Shoreditch and Spitalfields are vibrant areas in the East End of London, associated with street food pop-ups, ‘designer’ coffee, hipster culture, and some of the most incredible urban art you will see anywhere in the world.
Leo will explain the timeline of how this area went from ‘no-go’ to ‘must-see’ in the eyes of many visitors, and will introduce you to some of the best graffiti being created by major British and international artists working at the moment. From huge wall murals and three-dimensional creations to tiny stickers and political ‘paste-ups’, get ready to embrace your inner Banksy for a slice of London at its most contemporary!
Step back in time as DON BROWN reveals the secrets of Churchill’s wartime bunker in this virtual tour.
We’ll go behind the scenes at the Churchill War Rooms, looking into the Cabinet Room, the top secret Map Room and into Churchill’s bedroom.

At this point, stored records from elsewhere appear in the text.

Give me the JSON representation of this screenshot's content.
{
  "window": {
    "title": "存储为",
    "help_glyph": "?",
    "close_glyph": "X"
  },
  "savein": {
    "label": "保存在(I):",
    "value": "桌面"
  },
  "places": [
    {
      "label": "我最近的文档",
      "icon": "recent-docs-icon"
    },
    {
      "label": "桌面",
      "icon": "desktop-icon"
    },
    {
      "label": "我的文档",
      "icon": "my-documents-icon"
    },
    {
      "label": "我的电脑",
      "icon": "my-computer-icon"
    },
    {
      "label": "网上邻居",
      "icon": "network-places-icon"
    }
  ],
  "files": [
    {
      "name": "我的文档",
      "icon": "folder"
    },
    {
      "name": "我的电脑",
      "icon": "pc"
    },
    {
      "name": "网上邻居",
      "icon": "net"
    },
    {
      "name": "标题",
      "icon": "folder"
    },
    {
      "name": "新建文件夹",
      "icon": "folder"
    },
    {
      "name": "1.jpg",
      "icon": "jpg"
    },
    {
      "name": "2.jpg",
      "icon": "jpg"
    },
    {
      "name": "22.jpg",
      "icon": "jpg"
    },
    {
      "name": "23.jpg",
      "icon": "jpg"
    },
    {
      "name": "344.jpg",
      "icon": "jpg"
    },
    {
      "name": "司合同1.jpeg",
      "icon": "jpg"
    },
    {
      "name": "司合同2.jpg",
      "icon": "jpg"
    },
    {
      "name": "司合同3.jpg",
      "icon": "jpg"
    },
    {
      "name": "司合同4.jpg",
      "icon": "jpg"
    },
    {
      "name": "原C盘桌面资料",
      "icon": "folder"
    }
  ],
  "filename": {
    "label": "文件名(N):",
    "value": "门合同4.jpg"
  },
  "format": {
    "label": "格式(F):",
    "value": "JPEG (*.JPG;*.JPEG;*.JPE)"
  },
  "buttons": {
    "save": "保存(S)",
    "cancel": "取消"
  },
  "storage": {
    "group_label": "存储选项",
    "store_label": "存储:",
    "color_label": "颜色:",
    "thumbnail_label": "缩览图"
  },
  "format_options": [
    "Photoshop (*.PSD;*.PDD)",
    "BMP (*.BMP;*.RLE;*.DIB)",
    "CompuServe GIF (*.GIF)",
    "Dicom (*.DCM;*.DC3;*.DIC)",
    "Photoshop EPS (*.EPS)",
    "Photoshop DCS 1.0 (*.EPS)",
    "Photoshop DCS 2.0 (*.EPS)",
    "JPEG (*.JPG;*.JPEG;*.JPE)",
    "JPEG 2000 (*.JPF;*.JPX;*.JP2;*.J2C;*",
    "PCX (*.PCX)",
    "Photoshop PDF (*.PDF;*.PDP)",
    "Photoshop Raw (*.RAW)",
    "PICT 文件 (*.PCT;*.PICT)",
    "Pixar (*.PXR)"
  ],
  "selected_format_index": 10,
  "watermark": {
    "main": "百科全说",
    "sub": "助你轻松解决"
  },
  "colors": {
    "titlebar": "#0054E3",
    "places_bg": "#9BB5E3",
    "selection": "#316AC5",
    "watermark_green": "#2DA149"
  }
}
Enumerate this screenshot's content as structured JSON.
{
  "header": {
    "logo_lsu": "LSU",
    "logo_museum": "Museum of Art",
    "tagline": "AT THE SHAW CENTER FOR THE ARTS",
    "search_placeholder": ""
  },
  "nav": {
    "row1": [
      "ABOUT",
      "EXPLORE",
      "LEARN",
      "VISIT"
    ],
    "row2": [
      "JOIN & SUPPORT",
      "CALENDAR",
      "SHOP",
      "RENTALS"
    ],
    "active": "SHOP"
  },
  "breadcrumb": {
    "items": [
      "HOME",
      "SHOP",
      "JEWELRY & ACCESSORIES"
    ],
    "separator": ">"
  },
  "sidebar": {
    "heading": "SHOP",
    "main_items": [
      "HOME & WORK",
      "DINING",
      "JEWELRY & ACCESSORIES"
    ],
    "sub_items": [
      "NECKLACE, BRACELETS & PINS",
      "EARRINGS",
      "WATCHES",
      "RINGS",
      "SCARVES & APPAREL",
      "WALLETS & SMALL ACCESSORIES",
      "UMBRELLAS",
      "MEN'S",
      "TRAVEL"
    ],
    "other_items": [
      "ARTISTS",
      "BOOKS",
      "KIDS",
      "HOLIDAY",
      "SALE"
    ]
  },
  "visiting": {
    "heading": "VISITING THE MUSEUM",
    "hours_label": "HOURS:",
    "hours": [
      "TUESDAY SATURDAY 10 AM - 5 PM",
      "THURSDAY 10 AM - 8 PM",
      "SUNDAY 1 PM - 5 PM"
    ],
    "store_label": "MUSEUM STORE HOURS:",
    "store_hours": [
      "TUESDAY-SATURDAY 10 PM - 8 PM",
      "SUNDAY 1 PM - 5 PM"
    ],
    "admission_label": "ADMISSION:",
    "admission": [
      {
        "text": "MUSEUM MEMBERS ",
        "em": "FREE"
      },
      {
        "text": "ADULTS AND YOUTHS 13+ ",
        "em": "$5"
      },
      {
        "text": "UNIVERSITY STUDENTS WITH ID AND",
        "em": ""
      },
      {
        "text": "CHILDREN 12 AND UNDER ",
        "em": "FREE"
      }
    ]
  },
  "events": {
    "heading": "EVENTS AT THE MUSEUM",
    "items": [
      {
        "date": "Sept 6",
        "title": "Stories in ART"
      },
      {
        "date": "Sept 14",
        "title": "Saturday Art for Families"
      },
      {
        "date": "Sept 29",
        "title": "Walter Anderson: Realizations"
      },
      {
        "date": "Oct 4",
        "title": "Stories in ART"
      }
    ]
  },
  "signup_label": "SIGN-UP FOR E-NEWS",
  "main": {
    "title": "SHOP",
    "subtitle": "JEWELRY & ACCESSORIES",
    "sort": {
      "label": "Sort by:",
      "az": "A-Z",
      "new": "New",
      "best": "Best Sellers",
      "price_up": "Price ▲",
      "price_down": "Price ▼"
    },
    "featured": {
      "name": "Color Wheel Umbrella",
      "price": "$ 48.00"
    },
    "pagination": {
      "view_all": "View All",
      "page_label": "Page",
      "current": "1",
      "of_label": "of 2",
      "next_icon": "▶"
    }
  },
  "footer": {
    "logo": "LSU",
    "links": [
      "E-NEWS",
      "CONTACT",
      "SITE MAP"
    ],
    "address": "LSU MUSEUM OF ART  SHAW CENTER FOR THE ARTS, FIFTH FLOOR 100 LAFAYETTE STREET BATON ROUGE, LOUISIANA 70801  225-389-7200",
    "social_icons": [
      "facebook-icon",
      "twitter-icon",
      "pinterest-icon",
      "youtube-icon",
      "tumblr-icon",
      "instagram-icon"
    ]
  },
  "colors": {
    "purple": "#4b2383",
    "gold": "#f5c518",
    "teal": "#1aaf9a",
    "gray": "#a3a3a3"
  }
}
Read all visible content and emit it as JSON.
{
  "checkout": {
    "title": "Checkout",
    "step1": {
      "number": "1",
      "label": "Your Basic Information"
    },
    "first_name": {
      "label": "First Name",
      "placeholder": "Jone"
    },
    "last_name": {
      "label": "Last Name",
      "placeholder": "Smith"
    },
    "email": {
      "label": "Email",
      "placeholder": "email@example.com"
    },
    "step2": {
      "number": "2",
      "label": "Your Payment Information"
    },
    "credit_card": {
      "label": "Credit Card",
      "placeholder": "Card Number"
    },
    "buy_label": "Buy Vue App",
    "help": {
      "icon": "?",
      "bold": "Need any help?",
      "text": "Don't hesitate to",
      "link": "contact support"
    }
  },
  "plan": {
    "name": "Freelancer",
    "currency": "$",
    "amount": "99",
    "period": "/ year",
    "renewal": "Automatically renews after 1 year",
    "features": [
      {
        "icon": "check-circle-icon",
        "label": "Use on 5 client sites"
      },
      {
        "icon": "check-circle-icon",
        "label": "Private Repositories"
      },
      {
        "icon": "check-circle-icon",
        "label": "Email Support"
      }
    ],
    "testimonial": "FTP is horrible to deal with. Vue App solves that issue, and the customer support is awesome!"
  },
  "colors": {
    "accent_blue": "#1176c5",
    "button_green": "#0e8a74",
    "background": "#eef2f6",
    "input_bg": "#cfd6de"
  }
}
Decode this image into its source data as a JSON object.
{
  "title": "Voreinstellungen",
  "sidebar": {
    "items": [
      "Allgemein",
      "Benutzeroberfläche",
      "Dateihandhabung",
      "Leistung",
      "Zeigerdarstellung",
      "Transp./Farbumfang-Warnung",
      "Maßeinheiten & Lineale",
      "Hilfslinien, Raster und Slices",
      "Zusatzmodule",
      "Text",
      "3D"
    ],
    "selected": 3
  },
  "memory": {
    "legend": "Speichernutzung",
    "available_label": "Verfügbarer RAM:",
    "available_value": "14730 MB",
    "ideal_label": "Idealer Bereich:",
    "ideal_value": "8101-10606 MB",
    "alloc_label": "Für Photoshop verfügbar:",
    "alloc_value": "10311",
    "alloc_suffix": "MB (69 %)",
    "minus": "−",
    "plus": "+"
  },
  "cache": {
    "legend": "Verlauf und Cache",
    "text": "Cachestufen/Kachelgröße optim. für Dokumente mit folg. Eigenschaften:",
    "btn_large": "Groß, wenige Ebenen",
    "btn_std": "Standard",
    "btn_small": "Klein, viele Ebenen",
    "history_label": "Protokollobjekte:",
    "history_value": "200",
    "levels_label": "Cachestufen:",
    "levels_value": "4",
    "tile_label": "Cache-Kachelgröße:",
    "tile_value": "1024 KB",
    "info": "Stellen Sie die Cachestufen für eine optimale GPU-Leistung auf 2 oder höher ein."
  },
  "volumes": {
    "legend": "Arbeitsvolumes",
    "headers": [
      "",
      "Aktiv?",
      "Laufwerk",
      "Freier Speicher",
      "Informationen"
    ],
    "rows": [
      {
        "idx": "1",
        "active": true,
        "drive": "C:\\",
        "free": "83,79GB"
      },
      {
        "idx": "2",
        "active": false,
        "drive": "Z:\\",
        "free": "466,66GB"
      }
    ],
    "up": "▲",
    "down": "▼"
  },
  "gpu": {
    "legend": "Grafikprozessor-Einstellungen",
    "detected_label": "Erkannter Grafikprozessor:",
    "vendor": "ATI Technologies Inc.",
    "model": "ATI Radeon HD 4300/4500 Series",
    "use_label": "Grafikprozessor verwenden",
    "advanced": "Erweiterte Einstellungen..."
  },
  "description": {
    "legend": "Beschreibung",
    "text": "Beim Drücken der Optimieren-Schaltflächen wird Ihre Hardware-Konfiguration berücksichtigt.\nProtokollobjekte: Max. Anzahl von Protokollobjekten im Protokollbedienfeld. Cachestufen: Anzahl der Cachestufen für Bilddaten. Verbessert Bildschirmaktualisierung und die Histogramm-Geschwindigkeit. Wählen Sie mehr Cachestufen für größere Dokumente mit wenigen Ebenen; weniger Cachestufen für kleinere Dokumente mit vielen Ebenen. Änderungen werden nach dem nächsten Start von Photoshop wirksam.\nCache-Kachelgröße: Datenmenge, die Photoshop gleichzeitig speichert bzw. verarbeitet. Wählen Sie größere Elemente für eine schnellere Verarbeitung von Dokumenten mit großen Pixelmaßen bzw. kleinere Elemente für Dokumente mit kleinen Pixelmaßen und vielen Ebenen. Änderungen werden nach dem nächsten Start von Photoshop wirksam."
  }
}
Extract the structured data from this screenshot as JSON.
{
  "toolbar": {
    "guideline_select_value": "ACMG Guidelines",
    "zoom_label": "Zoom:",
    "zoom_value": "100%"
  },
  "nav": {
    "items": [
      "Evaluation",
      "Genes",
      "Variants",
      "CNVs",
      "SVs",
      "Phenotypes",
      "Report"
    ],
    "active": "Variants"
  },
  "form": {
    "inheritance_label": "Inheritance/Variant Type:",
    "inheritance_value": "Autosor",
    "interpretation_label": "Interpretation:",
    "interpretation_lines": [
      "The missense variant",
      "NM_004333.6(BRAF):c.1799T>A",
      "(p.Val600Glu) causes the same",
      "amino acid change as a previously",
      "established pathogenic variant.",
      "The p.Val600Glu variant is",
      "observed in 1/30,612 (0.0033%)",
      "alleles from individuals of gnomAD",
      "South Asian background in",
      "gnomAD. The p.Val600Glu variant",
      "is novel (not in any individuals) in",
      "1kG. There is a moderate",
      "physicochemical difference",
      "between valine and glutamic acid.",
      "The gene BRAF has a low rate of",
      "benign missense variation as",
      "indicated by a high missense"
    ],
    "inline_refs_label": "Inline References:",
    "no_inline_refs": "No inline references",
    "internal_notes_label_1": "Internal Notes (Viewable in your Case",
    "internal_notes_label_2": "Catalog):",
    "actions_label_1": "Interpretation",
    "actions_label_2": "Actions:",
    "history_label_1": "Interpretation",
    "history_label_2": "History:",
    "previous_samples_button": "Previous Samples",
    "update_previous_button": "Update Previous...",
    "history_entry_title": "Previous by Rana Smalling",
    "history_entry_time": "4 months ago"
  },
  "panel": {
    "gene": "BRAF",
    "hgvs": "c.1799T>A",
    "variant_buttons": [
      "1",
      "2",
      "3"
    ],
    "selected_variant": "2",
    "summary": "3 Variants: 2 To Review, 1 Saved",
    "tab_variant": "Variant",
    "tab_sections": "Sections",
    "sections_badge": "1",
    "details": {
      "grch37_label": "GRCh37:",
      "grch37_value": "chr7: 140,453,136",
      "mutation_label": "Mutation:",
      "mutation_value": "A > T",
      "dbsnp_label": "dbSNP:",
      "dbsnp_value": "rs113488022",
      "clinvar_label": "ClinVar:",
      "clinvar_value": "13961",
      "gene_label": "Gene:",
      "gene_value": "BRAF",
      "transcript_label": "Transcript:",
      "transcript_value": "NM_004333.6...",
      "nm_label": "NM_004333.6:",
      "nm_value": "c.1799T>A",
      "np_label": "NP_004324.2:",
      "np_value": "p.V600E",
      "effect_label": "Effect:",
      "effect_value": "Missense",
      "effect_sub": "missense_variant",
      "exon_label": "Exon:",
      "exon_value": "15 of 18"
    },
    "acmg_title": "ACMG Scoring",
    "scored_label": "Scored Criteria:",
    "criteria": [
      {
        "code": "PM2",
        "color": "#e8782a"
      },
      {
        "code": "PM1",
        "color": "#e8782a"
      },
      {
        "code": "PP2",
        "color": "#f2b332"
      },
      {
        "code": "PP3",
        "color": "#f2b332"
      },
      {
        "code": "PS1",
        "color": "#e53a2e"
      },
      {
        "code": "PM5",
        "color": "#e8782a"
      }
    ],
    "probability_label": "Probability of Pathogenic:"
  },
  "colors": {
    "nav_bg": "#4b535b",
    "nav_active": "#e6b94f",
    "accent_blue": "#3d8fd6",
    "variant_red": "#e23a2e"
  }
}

Hear about the tense meetings during the dark days of 1940, Churchill’s fraught relationship with his military commanders, how life underground was carried on as bombs fell across London, and how victory was ultimately plotted in these rooms.
Usually one of the capital’s most popular visitor attractions, the confined space of the War Rooms are likely to remain closed for some time, so this may be one of your few opportunities to visit (albeit virtually).
For anyone interested in the history of WW2, the Blitz or the life of Winston Churchill, this will be a fascinating glimpse into the past.
DON BROWN shows us some more of the greatest treasures of the British Museum in this 60 minute Zoom tour of seven objects associated with Britain.
“Outstanding. Intelligent, articulate and friendly. You feel involved and inspired, not just led around. His British Museum tour is the only one you really need to do.”
“an in-depth look at the Museum highlights with lots of interesting anecdotes. Highly recommended.”
There’s a mysterious Bronze Age cape made of gold, a mummified Iron Age man, the Roman face of Christ and the face of an anglo-saxon warrior. We’ll also hear all about the Lewis chess pieces, be stunned by the artistry of a medieval guitar, and see a beautiful gold cup owned by four royal houses of Europe.
DON BROWN examines the life of this complex character through the places in London where he lived and worked.
Over the course of his long life Sir Winston Churchill (1874-1965), was involved in most of the great events of the period.
As well as his life in politics, we’ll discuss his long marriage and his family, look at his very unhappy childhood, and his career as a soldier. For anyone interested in this towering figure of the 20th century, this will be a fascinating 60 minutes.
“good materials and spins good stories”
“Well done presentation — organized, knowledgeable, and passionate”